### Exercise directions:
The full listing below should be returned without a single change.

### Exercise input:

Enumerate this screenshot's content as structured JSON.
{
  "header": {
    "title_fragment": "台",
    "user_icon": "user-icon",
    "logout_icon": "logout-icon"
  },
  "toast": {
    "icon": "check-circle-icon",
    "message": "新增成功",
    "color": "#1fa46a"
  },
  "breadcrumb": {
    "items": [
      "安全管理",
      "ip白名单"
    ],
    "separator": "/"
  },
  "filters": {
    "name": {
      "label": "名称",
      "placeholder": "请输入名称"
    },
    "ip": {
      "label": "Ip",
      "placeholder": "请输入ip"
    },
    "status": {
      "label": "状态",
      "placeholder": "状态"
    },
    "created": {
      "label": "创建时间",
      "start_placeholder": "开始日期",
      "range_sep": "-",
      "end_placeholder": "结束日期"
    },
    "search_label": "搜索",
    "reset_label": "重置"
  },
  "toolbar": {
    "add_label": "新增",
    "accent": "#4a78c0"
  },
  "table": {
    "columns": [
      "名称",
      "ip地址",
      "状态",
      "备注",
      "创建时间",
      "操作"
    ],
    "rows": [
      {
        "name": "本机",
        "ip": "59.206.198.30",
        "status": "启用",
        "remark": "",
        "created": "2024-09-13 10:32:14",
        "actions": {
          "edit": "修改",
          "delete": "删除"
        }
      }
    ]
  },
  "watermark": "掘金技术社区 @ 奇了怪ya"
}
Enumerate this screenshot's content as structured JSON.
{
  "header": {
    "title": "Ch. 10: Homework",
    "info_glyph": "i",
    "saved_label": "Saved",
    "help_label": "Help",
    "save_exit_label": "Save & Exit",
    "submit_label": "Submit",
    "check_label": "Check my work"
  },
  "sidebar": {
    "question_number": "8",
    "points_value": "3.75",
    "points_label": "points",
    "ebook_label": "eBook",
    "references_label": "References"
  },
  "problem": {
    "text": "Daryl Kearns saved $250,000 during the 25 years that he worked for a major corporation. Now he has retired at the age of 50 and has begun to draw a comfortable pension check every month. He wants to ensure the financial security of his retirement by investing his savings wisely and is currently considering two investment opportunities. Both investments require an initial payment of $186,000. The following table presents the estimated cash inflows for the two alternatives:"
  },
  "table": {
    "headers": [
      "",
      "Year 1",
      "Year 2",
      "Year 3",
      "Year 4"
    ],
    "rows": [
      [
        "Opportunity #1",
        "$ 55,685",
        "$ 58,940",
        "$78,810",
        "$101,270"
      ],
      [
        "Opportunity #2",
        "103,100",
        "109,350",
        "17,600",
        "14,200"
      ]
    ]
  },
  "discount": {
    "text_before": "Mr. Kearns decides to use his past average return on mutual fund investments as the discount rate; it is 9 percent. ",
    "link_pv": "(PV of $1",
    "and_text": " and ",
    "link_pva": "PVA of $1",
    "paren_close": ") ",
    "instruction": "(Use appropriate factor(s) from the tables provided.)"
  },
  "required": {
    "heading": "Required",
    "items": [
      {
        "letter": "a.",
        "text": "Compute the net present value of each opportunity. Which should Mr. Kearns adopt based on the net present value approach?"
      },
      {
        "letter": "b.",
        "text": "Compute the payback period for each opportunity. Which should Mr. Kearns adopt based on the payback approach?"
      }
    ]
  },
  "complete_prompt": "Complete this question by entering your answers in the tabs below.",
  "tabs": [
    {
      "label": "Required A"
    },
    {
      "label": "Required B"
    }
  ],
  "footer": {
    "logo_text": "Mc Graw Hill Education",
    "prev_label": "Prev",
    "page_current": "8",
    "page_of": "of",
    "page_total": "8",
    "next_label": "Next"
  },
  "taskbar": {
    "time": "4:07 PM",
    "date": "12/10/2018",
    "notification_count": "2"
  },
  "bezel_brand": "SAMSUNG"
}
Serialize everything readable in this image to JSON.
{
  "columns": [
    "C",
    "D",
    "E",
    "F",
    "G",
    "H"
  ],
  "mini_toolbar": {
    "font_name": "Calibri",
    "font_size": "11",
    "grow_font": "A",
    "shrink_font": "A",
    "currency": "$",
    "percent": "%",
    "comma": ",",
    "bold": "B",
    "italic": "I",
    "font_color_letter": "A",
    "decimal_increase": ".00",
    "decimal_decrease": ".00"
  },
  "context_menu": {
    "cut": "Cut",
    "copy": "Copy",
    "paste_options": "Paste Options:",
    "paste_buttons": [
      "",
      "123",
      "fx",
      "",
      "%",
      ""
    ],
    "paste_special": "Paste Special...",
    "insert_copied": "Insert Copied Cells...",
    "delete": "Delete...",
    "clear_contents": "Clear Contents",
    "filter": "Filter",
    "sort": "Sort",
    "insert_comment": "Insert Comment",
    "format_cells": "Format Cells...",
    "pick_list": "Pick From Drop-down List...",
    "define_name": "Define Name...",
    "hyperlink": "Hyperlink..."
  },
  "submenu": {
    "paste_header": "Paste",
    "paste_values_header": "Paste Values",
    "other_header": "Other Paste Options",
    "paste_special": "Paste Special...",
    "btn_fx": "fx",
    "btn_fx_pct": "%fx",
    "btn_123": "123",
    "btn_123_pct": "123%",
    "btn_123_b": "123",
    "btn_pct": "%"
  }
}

### Answer box:
Enumerate this screenshot's content as structured JSON.
{
  "header": {
    "title_fragment": "台",
    "user_icon": "user-icon",
    "logout_icon": "logout-icon"
  },
  "toast": {
    "icon": "check-circle-icon",
    "message": "新增成功",
    "color": "#1fa46a"
  },
  "breadcrumb": {
    "items": [
      "安全管理",
      "ip白名单"
    ],
    "separator": "/"
  },
  "filters": {
    "name": {
      "label": "名称",
      "placeholder": "请输入名称"
    },
    "ip": {
      "label": "Ip",
      "placeholder": "请输入ip"
    },
    "status": {
      "label": "状态",
      "placeholder": "状态"
    },
    "created": {
      "label": "创建时间",
      "start_placeholder": "开始日期",
      "range_sep": "-",
      "end_placeholder": "结束日期"
    },
    "search_label": "搜索",
    "reset_label": "重置"
  },
  "toolbar": {
    "add_label": "新增",
    "accent": "#4a78c0"
  },
  "table": {
    "columns": [
      "名称",
      "ip地址",
      "状态",
      "备注",
      "创建时间",
      "操作"
    ],
    "rows": [
      {
        "name": "本机",
        "ip": "59.206.198.30",
        "status": "启用",
        "remark": "",
        "created": "2024-09-13 10:32:14",
        "actions": {
          "edit": "修改",
          "delete": "删除"
        }
      }
    ]
  },
  "watermark": "掘金技术社区 @ 奇了怪ya"
}
Enumerate this screenshot's content as structured JSON.
{
  "header": {
    "title": "Ch. 10: Homework",
    "info_glyph": "i",
    "saved_label": "Saved",
    "help_label": "Help",
    "save_exit_label": "Save & Exit",
    "submit_label": "Submit",
    "check_label": "Check my work"
  },
  "sidebar": {
    "question_number": "8",
    "points_value": "3.75",
    "points_label": "points",
    "ebook_label": "eBook",
    "references_label": "References"
  },
  "problem": {
    "text": "Daryl Kearns saved $250,000 during the 25 years that he worked for a major corporation. Now he has retired at the age of 50 and has begun to draw a comfortable pension check every month. He wants to ensure the financial security of his retirement by investing his savings wisely and is currently considering two investment opportunities. Both investments require an initial payment of $186,000. The following table presents the estimated cash inflows for the two alternatives:"
  },
  "table": {
    "headers": [
      "",
      "Year 1",
      "Year 2",
      "Year 3",
      "Year 4"
    ],
    "rows": [
      [
        "Opportunity #1",
        "$ 55,685",
        "$ 58,940",
        "$78,810",
        "$101,270"
      ],
      [
        "Opportunity #2",
        "103,100",
        "109,350",
        "17,600",
        "14,200"
      ]
    ]
  },
  "discount": {
    "text_before": "Mr. Kearns decides to use his past average return on mutual fund investments as the discount rate; it is 9 percent. ",
    "link_pv": "(PV of $1",
    "and_text": " and ",
    "link_pva": "PVA of $1",
    "paren_close": ") ",
    "instruction": "(Use appropriate factor(s) from the tables provided.)"
  },
  "required": {
    "heading": "Required",
    "items": [
      {
        "letter": "a.",
        "text": "Compute the net present value of each opportunity. Which should Mr. Kearns adopt based on the net present value approach?"
      },
      {
        "letter": "b.",
        "text": "Compute the payback period for each opportunity. Which should Mr. Kearns adopt based on the payback approach?"
      }
    ]
  },
  "complete_prompt": "Complete this question by entering your answers in the tabs below.",
  "tabs": [
    {
      "label": "Required A"
    },
    {
      "label": "Required B"
    }
  ],
  "footer": {
    "logo_text": "Mc Graw Hill Education",
    "prev_label": "Prev",
    "page_current": "8",
    "page_of": "of",
    "page_total": "8",
    "next_label": "Next"
  },
  "taskbar": {
    "time": "4:07 PM",
    "date": "12/10/2018",
    "notification_count": "2"
  },
  "bezel_brand": "SAMSUNG"
}
Serialize everything readable in this image to JSON.
{
  "columns": [
    "C",
    "D",
    "E",
    "F",
    "G",
    "H"
  ],
  "mini_toolbar": {
    "font_name": "Calibri",
    "font_size": "11",
    "grow_font": "A",
    "shrink_font": "A",
    "currency": "$",
    "percent": "%",
    "comma": ",",
    "bold": "B",
    "italic": "I",
    "font_color_letter": "A",
    "decimal_increase": ".00",
    "decimal_decrease": ".00"
  },
  "context_menu": {
    "cut": "Cut",
    "copy": "Copy",
    "paste_options": "Paste Options:",
    "paste_buttons": [
      "",
      "123",
      "fx",
      "",
      "%",
      ""
    ],
    "paste_special": "Paste Special...",
    "insert_copied": "Insert Copied Cells...",
    "delete": "Delete...",
    "clear_contents": "Clear Contents",
    "filter": "Filter",
    "sort": "Sort",
    "insert_comment": "Insert Comment",
    "format_cells": "Format Cells...",
    "pick_list": "Pick From Drop-down List...",
    "define_name": "Define Name...",
    "hyperlink": "Hyperlink..."
  },
  "submenu": {
    "paste_header": "Paste",
    "paste_values_header": "Paste Values",
    "other_header": "Other Paste Options",
    "paste_special": "Paste Special...",
    "btn_fx": "fx",
    "btn_fx_pct": "%fx",
    "btn_123": "123",
    "btn_123_pct": "123%",
    "btn_123_b": "123",
    "btn_pct": "%"
  }
}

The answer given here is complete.